**What is being asked:**
Write the following entries out again exactly, skipping each image.

**Record set:**
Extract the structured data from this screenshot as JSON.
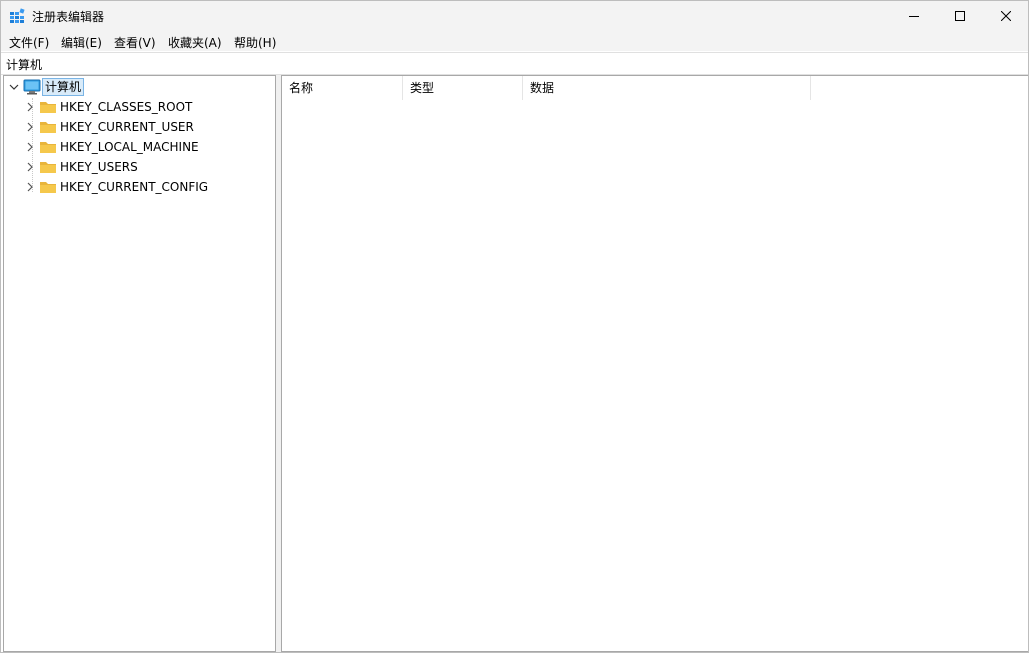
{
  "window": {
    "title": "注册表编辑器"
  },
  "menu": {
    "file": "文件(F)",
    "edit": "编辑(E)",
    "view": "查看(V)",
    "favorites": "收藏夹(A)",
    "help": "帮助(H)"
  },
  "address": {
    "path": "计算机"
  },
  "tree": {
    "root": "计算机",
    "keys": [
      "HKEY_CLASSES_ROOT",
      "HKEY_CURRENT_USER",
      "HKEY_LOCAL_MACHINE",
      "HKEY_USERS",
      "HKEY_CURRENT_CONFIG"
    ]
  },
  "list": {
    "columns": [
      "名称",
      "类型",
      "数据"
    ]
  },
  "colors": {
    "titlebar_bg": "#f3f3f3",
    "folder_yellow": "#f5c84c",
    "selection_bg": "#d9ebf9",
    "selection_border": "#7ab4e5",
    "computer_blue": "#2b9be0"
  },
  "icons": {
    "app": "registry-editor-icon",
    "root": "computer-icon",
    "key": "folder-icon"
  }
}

**Your solution:**
Extract the structured data from this screenshot as JSON.
{
  "window": {
    "title": "注册表编辑器"
  },
  "menu": {
    "file": "文件(F)",
    "edit": "编辑(E)",
    "view": "查看(V)",
    "favorites": "收藏夹(A)",
    "help": "帮助(H)"
  },
  "address": {
    "path": "计算机"
  },
  "tree": {
    "root": "计算机",
    "keys": [
      "HKEY_CLASSES_ROOT",
      "HKEY_CURRENT_USER",
      "HKEY_LOCAL_MACHINE",
      "HKEY_USERS",
      "HKEY_CURRENT_CONFIG"
    ]
  },
  "list": {
    "columns": [
      "名称",
      "类型",
      "数据"
    ]
  },
  "colors": {
    "titlebar_bg": "#f3f3f3",
    "folder_yellow": "#f5c84c",
    "selection_bg": "#d9ebf9",
    "selection_border": "#7ab4e5",
    "computer_blue": "#2b9be0"
  },
  "icons": {
    "app": "registry-editor-icon",
    "root": "computer-icon",
    "key": "folder-icon"
  }
}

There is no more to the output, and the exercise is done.